Children love the celebration of Easter, from dressing up in new church clothes to tracking down hidden eggs from that seasonal rabbit.
Granted, these are the frivolous traditions of Easter — offshoots of celebrating the resurrection of Christ — but they have been around for centuries and have roots strongly connecting them to Christianity.
Of course there is no mention in the Bible of a long-eared bunny delivering treats at Easter, but rabbits are connected to Christianity and even to Mary through the symbolism of life.
Dating back to ancient Greece, people thought rabbits could reproduce as virgins, according to Catholic Answers. This belief persisted until early medieval times, when the rabbit became associated with the Virgin Mary. It was during the medieval period that rabbits began appearing in illuminated manuscripts and paintings where Mary was depicted, serving as an allegorical illustration of her virginity.
The rabbit was then popularized as a symbol of the season by German Protestants. In their earliest folklore, the Easter Bunny came to hide decorated eggs for well-behaved children.
The Easter Bunny followed German immigrants to the American colonies in the 18th century and the folklore spread. Children made nests for the bunny’s eggs, which evolved into decorated baskets.
The notion of the Easter Bunny as a pagan symbol developed in 1835, when Jacob Grimm suggested it came from primitive German pagan traditions. However, there is no evidence of this.
Eggs are another ancient symbol of fertility and life, and the Easter egg has Christian origins also dating back to the middle ages.
Lenten observations of the medieval period were stricter than they are today. According to Pope St. Gregory (d. 604), “We abstain from flesh, meat, and from all things that come from flesh, as milk, cheese, and eggs.”
After following strict abstinence for the 40 days of Lent, people broke the fast on Easter with an assortment of celebratory treats, including eggs. In fact, medieval people boiled their eggs to help preserve them during the 40 days. This allowed them to dye and paint the eggs and give them as gifts.
Several stories explaining the custom of coloring eggs center on Mary and a basket of eggs. In one version, Jesus’ blood dyes the eggs red. In another, Mary’s tears fall on the eggs and spot them with color.
Another important point of symbolism connects the egg to the resurrection. Just as the baby chick pecks its way out of its shell during birth, Christ emerged from the tomb to new and everlasting life.
The custom of placing Easter eggs in a basket also arises from Christian traditions.
Dating back thousands of years, people packed large baskets of goodies and gathered as a community to celebrate Christ’s resurrection following 40 days of fasting.
In early Christian times, the Easter feast was served in churches. The baskets of food, including many of the delicacies given up during Lent, were taken to the church and blessed by the priest before being served.
Today’s modern-day Easter basket, filled with chocolate bunnies and colorful eggs, came from this custom.

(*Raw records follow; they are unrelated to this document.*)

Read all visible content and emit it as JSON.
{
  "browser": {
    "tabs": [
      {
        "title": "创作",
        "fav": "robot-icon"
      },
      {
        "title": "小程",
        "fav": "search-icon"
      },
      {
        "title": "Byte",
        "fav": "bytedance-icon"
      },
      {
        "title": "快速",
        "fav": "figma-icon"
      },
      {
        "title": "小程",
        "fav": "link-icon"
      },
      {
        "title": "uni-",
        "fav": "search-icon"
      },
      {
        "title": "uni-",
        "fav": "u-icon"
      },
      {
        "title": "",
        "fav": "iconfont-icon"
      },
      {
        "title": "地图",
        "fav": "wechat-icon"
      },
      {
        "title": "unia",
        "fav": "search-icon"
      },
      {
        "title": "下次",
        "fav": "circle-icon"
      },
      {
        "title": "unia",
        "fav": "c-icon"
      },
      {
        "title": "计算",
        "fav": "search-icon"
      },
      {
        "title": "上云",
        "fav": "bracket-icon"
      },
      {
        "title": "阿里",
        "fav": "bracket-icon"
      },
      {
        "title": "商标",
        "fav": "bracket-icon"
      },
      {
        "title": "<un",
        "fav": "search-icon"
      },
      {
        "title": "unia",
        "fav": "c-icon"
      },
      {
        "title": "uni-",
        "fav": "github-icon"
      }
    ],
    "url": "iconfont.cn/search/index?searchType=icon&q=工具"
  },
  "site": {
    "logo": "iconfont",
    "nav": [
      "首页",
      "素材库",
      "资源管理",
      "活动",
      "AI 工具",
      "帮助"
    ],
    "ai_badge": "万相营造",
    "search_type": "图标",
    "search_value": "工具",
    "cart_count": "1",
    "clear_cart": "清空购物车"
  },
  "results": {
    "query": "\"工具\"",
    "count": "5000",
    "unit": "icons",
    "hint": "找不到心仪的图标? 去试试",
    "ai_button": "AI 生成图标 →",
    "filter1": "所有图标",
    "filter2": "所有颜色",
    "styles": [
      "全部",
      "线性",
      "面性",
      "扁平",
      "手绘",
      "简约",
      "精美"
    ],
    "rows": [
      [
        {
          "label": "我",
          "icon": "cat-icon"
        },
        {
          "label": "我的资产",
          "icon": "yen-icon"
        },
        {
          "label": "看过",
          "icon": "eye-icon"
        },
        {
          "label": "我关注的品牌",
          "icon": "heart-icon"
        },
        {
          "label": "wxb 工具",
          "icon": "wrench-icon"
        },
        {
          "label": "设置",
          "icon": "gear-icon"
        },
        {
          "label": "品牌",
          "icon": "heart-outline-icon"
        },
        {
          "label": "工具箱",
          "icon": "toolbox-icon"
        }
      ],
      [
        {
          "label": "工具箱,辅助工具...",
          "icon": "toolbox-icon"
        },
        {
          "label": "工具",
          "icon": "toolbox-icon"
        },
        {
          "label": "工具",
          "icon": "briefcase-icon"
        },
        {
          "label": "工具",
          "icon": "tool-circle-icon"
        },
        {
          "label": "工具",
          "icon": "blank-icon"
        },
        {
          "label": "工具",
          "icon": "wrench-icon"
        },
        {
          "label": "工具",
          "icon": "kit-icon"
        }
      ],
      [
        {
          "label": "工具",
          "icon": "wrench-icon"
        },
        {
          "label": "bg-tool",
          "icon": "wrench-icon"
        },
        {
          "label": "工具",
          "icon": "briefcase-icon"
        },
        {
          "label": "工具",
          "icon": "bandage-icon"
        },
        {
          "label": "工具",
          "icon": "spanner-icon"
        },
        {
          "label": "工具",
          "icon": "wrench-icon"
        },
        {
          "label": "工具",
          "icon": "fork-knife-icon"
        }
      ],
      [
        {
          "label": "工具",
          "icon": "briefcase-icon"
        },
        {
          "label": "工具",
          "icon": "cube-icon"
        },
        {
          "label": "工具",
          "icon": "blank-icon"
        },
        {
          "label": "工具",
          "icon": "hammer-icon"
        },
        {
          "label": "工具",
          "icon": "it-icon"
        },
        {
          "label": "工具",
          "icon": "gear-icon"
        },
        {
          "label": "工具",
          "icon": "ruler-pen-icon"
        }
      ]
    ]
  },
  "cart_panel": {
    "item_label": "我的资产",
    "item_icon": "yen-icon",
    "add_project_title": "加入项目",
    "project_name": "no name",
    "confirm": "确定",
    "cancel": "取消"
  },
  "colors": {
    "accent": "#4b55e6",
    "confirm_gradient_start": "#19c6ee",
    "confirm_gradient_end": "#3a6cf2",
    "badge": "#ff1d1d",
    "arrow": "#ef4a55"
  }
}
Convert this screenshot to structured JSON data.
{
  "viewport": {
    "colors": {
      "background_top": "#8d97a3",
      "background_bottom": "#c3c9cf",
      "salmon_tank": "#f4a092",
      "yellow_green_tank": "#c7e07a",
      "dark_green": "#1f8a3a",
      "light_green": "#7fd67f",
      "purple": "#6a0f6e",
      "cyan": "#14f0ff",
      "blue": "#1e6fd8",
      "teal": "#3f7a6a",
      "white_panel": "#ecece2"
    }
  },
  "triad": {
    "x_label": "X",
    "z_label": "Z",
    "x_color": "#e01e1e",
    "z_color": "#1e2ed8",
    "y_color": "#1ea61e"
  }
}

As one of the very first flowers to bloom each spring, the lily became known as the “Easter lily.” In Christian iconography, white lilies are a symbol of purity and holiness.
There is also a traditional story that tells how the Easter lily originated in the Garden of Eden. As Eve was leaving the garden, it is said that she cried teardrops of repentance that fell and bloomed into lilies.
Now the Easter lily represents Christ’s resurrection, a new season and a new birth, such as when one comes to Christ.
Lamb of God
Another special animal, and food, that is an integral part of Christianity and Easter is the lamb.
Connections date back to Biblical times, when the Jewish people sacrificed a lamb for Passover during the time of Moses. Christ is the new Paschal lamb, who was sacrificed for our sins.
In the Middle Ages, lamb was the customary meat eaten on Easter, and was the main course for the Holy Father’s Easter dinner.
It is still the main meal on Easter Sunday in many parts of eastern Europe. In other areas, figures of a lamb made of butter, pastry, or sugar have been substituted for the meat, forming Easter table centerpieces.
In the early Church, people who were baptized during the Easter Vigil wore white garments at the baptism and throughout the week. White clothing symbolized that the person was freed from sin and reborn in baptism. Those who had already been baptized did not wear white, but customarily wore new clothes as a symbol that they had risen to new life through the prayer, fasting, and penances of Lent.
Each of the Easter traditions reflects the Christian celebration not just of new life, but new life in Christ.